I was making images by laying actual objects on the platen of the copier. I was totally intrigued by the brilliant color, texture and detail captured by the copier. I started copying my clothing, a favorite pair of shoes and old never-worn anklets I found at a thrift store with their “Women’s Work” label and tags still intact. It was my way of preserving objects that amused me, that I liked, that I knew wouldn’t last forever. And it was fast — especially compared to shooting with a camera, developing, printing and then painting with oil paints, which is what I had been doing.

I was hooked.

Just framing the prints made on the copier seemed too tame for all that plastic color and jive, so I began mounting them on foam core, then cutting out the shapes so they would “float” on the wall. Then I wanted to see those mundane things bigger, oversized, ludicrous. I began to enlarge them through a series of steps and a lot of handwork, puzzling together pieces until a pair of shoes became two or three times life size.

I’ve been asked to send some of these to the “Fast, Cheap & Easy” exhibition of copy art opening this month in Buffalo, New York.

Computers, digital cameras, scanners and all the associated technology very quickly changed image making forever.

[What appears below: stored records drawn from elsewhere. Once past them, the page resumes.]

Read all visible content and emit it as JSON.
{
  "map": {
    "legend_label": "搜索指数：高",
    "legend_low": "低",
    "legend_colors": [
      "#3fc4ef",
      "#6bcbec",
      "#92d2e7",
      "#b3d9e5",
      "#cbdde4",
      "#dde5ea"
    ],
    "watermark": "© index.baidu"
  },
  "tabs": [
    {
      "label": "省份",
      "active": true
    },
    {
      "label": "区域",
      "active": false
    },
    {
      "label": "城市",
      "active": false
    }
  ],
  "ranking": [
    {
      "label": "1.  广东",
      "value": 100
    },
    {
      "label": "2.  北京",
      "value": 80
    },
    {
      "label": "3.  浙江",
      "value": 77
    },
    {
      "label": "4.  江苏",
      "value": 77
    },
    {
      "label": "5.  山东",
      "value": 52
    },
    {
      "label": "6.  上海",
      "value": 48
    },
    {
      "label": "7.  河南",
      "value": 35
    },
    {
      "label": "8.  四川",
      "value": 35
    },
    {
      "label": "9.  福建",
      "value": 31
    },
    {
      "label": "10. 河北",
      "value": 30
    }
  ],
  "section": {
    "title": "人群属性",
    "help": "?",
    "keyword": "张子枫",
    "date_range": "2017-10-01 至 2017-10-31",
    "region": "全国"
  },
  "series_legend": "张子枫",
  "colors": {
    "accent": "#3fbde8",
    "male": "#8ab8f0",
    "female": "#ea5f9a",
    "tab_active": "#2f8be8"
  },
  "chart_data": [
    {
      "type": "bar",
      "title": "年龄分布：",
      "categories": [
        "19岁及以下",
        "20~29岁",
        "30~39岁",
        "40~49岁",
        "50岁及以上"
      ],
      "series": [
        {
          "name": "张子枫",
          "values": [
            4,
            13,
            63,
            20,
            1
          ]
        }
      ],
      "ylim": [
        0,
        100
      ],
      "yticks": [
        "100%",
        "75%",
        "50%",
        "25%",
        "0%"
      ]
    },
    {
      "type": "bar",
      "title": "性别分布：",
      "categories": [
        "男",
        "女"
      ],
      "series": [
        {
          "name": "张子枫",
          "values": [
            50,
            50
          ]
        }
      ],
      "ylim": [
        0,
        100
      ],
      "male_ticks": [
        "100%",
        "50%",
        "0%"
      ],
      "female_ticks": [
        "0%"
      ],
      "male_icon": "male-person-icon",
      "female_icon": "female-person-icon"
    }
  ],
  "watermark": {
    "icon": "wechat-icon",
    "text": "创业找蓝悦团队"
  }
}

The ease and speed is reminiscent of the color copier, but it seems so much more refined and tame than the luscious layers of heat-fused shiny ink that we got on those color Xerox copiers the size of washing machines we wrangled back in the ’80s.

— Barbara Wyeth